Sauble Beach: Time to move on to a new opportunity for the sake of the Beach, and Canada

The recent Ontario Superior Court decision confirming the Saugeen First Nation’s rightful ownership of the north section of Sauble Beach is in itself an important milestone in Canada’s path toward meaningful reconciliation with Indigenous people.

Possibly just as significant in the future is the potential for a new, or renewed, era of improvement and development in all aspects of Sauble Beach’s well-being. Above all, that would include protection of the natural environment, and a new vision of future development that honors the longstanding First Nation presence and the principle of reconciliation.

I say ‘potential’ because it all depends on how open to, and how well, the indigenous and non-indigenous communities work together to make it happen. In other words, will there be peace and reconciliation, and cooperation for the overall good of the beach and both communities? The answer to that question will be nothing short of a litmus test for the future of Canada, as well as the future of Sauble Beach. There is far more to be gained by thoughtful cooperation than resentful confrontation.

Such an approach could be applied to the most mundane aspects of Sauble Beach’s future, as well as the most noble. One thing that comes readily to mind is Sauble Beach and the surrounding communities are long overdue for water and sewer services. The Saugeen First Nation and the Town of South Bruce Peninsula may want to put their heads together and join forces as soon as possible to call upon the federal and provincial governments’ help to make that a Sauble Beach development priority.

The court decision has set the stage for an interesting, new dynamic: the interface of an Indigenous community with considerable experience hosting non-indigenous tourists and cottagers on its territory, now sharing with a municipal government the well-being of a major tourist attraction and the mostly non-indigenous, business and residential community built around it. Respectful cooperation is surely the order of this new day.

In all the circumstances, and considering what’s at stake, it’s a wonder the long-standing, Saugeen land-claim didn’t get far more news media coverage and public attention before news of the court decision broke early this month.

The case, based on the Saugeen First Nation’s long-standing claim of ownership, has been before the Ontario court since 1995, but its roots go back 169 years: Treaty 72 was signed under controversial circumstances on October 14, 1854, after a hastily arranged day of intense negotiations engineered by Laurence Oliphant, the newly-appointed Superintendent General of Indian Affairs for Colonial Canada.

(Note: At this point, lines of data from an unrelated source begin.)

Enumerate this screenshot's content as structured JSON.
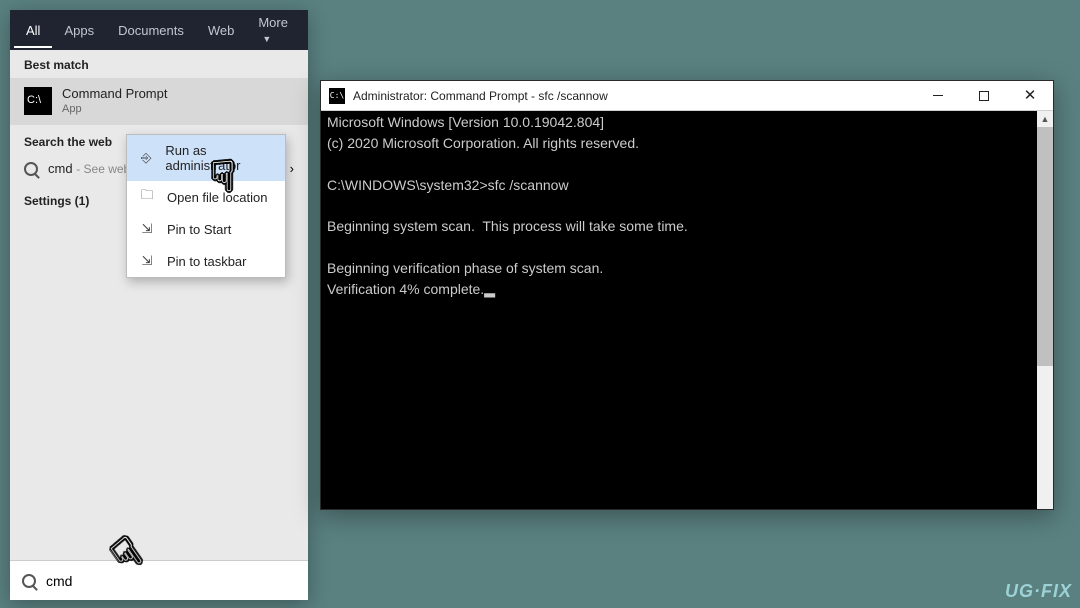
{
  "search_panel": {
    "tabs": {
      "all": "All",
      "apps": "Apps",
      "documents": "Documents",
      "web": "Web",
      "more": "More"
    },
    "best_match_header": "Best match",
    "best_match": {
      "title": "Command Prompt",
      "subtitle": "App",
      "icon_glyph": "C:\\"
    },
    "search_web": {
      "header": "Search the web",
      "query": "cmd",
      "hint": " - See web"
    },
    "settings_row": "Settings (1)",
    "search_box": {
      "value": "cmd"
    },
    "chevron": "›"
  },
  "context_menu": {
    "items": [
      {
        "icon": "⎆",
        "label": "Run as administrator",
        "active": true
      },
      {
        "icon": "🗀",
        "label": "Open file location",
        "active": false
      },
      {
        "icon": "⇲",
        "label": "Pin to Start",
        "active": false
      },
      {
        "icon": "⇲",
        "label": "Pin to taskbar",
        "active": false
      }
    ]
  },
  "cmd_window": {
    "title": "Administrator: Command Prompt - sfc  /scannow",
    "title_icon_glyph": "C:\\",
    "lines": [
      "Microsoft Windows [Version 10.0.19042.804]",
      "(c) 2020 Microsoft Corporation. All rights reserved.",
      "",
      "C:\\WINDOWS\\system32>sfc /scannow",
      "",
      "Beginning system scan.  This process will take some time.",
      "",
      "Beginning verification phase of system scan.",
      "Verification 4% complete.▂"
    ]
  },
  "watermark": "UG·FIX"
}
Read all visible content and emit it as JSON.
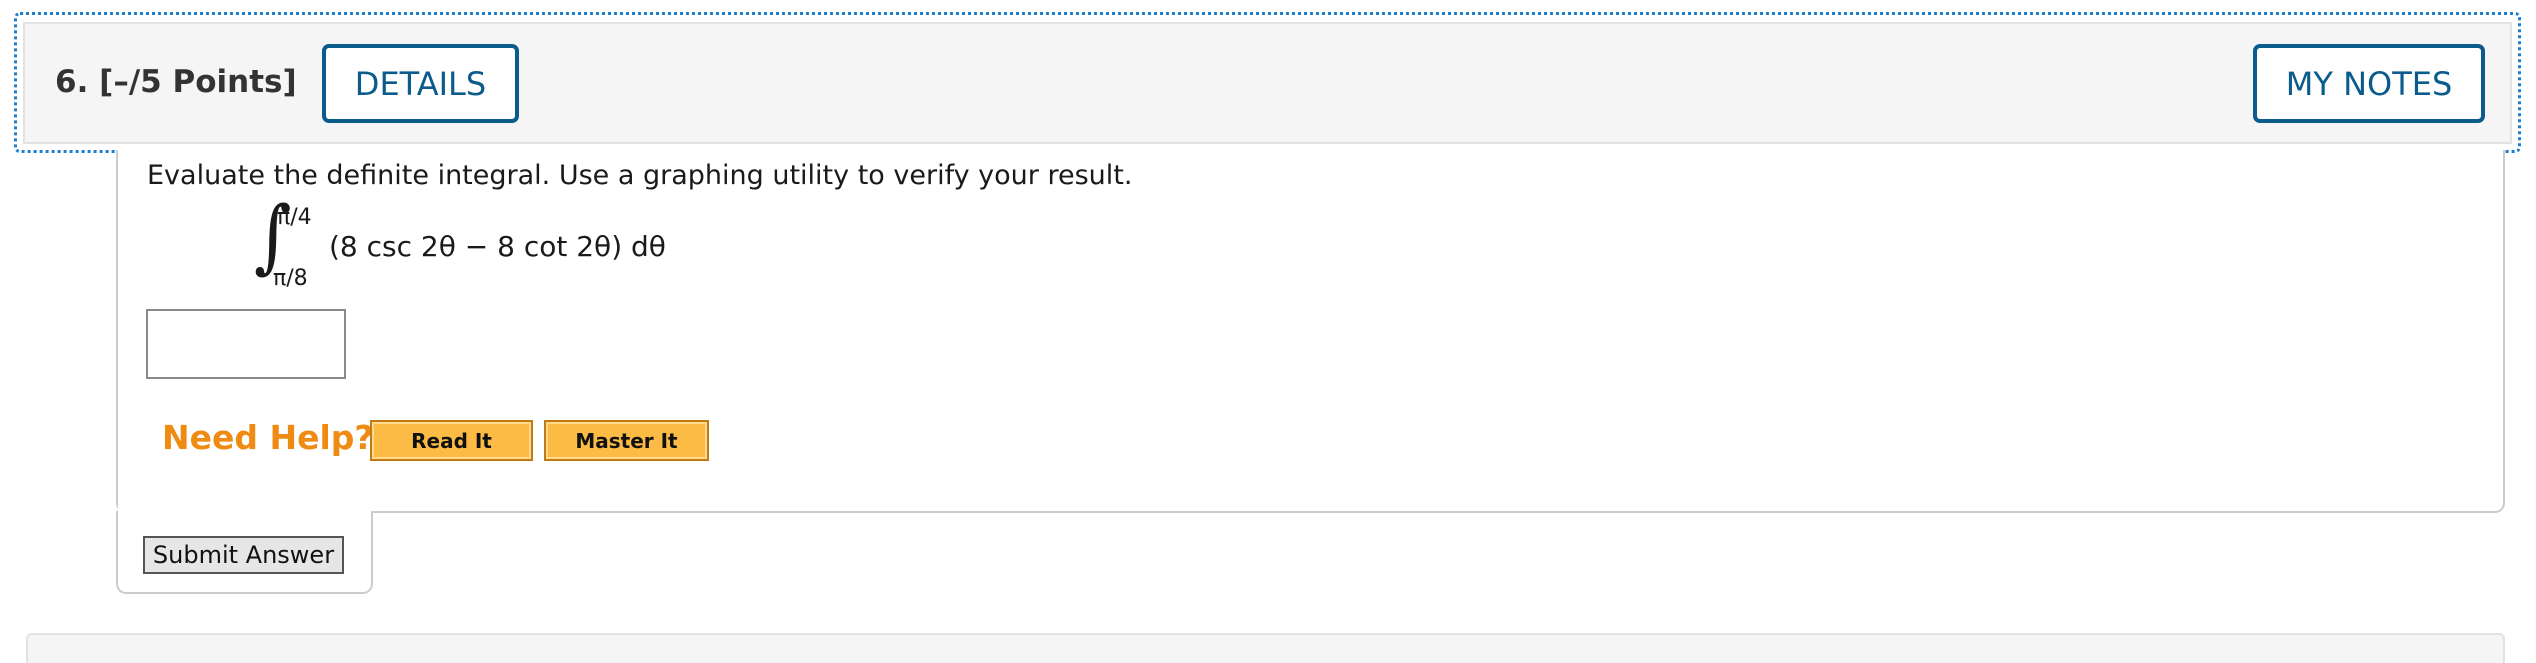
{
  "question": {
    "number_label": "6.",
    "points_label": "[–/5 Points]",
    "details_label": "DETAILS",
    "my_notes_label": "MY NOTES"
  },
  "prompt": "Evaluate the definite integral. Use a graphing utility to verify your result.",
  "integral": {
    "upper_limit": "π/4",
    "lower_limit": "π/8",
    "integrand": "(8 csc 2θ − 8 cot 2θ) dθ"
  },
  "answer": {
    "value": ""
  },
  "help": {
    "label": "Need Help?",
    "read_it": "Read It",
    "master_it": "Master It"
  },
  "submit_label": "Submit Answer",
  "colors": {
    "accent": "#0b5b8c",
    "focus": "#1f7fcf",
    "help_text": "#ef8a12",
    "help_button": "#fcbb44"
  }
}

Oliphant warned the Saugeen Ojibway (Chippewas of Nawash and Saugeen first nations) chiefs that the Crown might not be able to keep squatters out of their Saugeen Peninsula territory as he pressured them to surrender most of it. Yet, later the same day, after the treaty was signed, Oliphant posted a public notice and ordered the Owen Sound-based sheriff to keep squatters out of the newly-acquired Crown territory. The peninsula was soon renamed the Bruce Peninsula after a colonial official who had never been there. The Saugeen Ojibway were to be left with a few relatively small reserves, including the Saugeen First Nation reserve on the Lake Huron shoreline from the Saugeen River to Chief’s Point at the mouth of the Sauble River north of Sauble Beach.

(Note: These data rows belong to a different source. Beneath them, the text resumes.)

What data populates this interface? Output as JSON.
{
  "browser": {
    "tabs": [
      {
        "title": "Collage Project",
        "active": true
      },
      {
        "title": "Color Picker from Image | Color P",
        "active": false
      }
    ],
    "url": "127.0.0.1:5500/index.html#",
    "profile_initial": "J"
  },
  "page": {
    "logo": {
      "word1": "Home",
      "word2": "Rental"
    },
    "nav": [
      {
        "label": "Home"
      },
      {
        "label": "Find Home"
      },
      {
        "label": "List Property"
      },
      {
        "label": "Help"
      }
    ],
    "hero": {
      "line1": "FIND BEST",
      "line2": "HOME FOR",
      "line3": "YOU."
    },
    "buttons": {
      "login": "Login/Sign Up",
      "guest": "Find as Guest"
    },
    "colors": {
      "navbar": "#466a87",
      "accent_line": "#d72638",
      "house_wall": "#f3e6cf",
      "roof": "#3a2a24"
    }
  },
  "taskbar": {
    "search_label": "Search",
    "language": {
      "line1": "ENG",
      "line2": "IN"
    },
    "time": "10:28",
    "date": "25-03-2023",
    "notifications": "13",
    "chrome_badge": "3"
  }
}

Prior to the recent court decision, the Saugeen First Nation had long claimed the survey done two years after the treaty was signed did not correspond to the intent of the treaty. Ontario Superior Court Judge Susan Vella agreed in her finding that the honor of the Crown had been brought into disrepute by the mistaken survey, and the Saugeen First Nation was the rightful owner of that north portion of the beach that has been under local municipal jurisdiction for many years. Meanwhile, the southern portion of the beach, south of the iconic Sauble Beach signpost, has been Saugeen territory since after Treaty 72 was signed and surveyed.

There was an opportunity for a negotiated settlement of the Saugeen First Nation claim of ownership of the north section of the beach in the summer of 2014. With the support of Canada’s federal government Justice Department, and if its ownership of the disputed section of the beach was recognized, the First Nation was prepared to enter into a co-management agreement with the Town of South Bruce Peninsula; but that deal ran into a fire-storm of public opposition from many in the largely non-Aboriginal community of Sauble Beach when it was presented and discussed at a public meeting in August, 2014; and as a result the court case continued unresolved for another almost nine years.

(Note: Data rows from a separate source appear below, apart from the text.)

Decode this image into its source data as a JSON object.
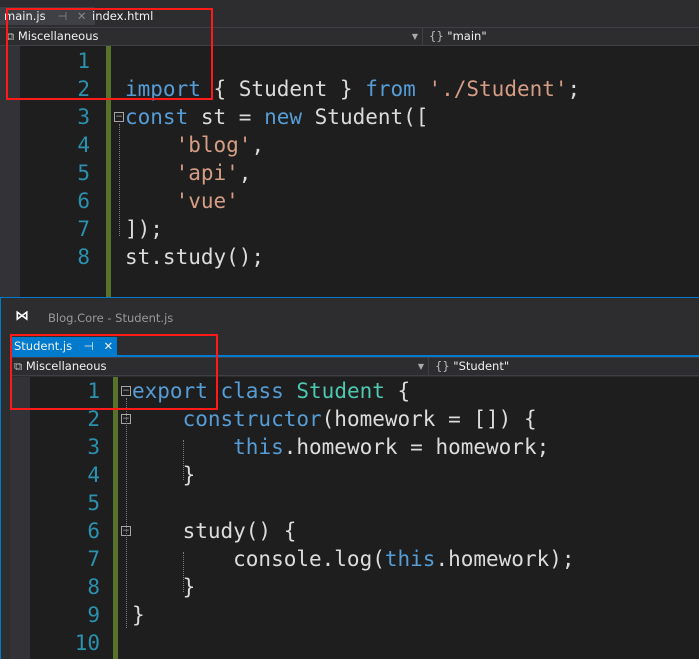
{
  "top": {
    "tabs": [
      {
        "label": "main.js",
        "active": true
      },
      {
        "label": "index.html",
        "active": false
      }
    ],
    "nav_project": "Miscellaneous",
    "nav_scope": "\"main\"",
    "lines": [
      [],
      [
        [
          "k",
          "import"
        ],
        [
          "t",
          " { Student } "
        ],
        [
          "k",
          "from"
        ],
        [
          "t",
          " "
        ],
        [
          "s",
          "'./Student'"
        ],
        [
          "t",
          ";"
        ]
      ],
      [
        [
          "k",
          "const"
        ],
        [
          "t",
          " st = "
        ],
        [
          "k",
          "new"
        ],
        [
          "t",
          " Student(["
        ]
      ],
      [
        [
          "t",
          "    "
        ],
        [
          "s",
          "'blog'"
        ],
        [
          "t",
          ","
        ]
      ],
      [
        [
          "t",
          "    "
        ],
        [
          "s",
          "'api'"
        ],
        [
          "t",
          ","
        ]
      ],
      [
        [
          "t",
          "    "
        ],
        [
          "s",
          "'vue'"
        ]
      ],
      [
        [
          "t",
          "]);"
        ]
      ],
      [
        [
          "t",
          "st.study();"
        ]
      ]
    ],
    "line_numbers": [
      "1",
      "2",
      "3",
      "4",
      "5",
      "6",
      "7",
      "8"
    ]
  },
  "bottom": {
    "window_title": "Blog.Core - Student.js",
    "tabs": [
      {
        "label": "Student.js",
        "active": true
      }
    ],
    "nav_project": "Miscellaneous",
    "nav_scope": "\"Student\"",
    "lines": [
      [
        [
          "k",
          "export"
        ],
        [
          "t",
          " "
        ],
        [
          "k",
          "class"
        ],
        [
          "t",
          " "
        ],
        [
          "c",
          "Student"
        ],
        [
          "t",
          " {"
        ]
      ],
      [
        [
          "t",
          "    "
        ],
        [
          "k",
          "constructor"
        ],
        [
          "t",
          "(homework = []) {"
        ]
      ],
      [
        [
          "t",
          "        "
        ],
        [
          "k",
          "this"
        ],
        [
          "t",
          ".homework = homework;"
        ]
      ],
      [
        [
          "t",
          "    }"
        ]
      ],
      [],
      [
        [
          "t",
          "    study() {"
        ]
      ],
      [
        [
          "t",
          "        console.log("
        ],
        [
          "k",
          "this"
        ],
        [
          "t",
          ".homework);"
        ]
      ],
      [
        [
          "t",
          "    }"
        ]
      ],
      [
        [
          "t",
          "}"
        ]
      ],
      []
    ],
    "line_numbers": [
      "1",
      "2",
      "3",
      "4",
      "5",
      "6",
      "7",
      "8",
      "9",
      "10"
    ]
  },
  "colors": {
    "accent": "#007acc",
    "keyword": "#569cd6",
    "string": "#d69d85",
    "type": "#4ec9b0",
    "highlight": "#ff1a1a"
  }
}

That was an opportunity lost; but another, similar opportunity presents itself now.

South Bruce Peninsula council has chosen to file an appeal of the April 3 court decision; but it appears to be focused on clarification of the western boundary between the newly confirmed Saugeen territory and the municipality, and the status of private property on or near the north section of the beach. Fair enough; but it’s time to move on to that new opportunity.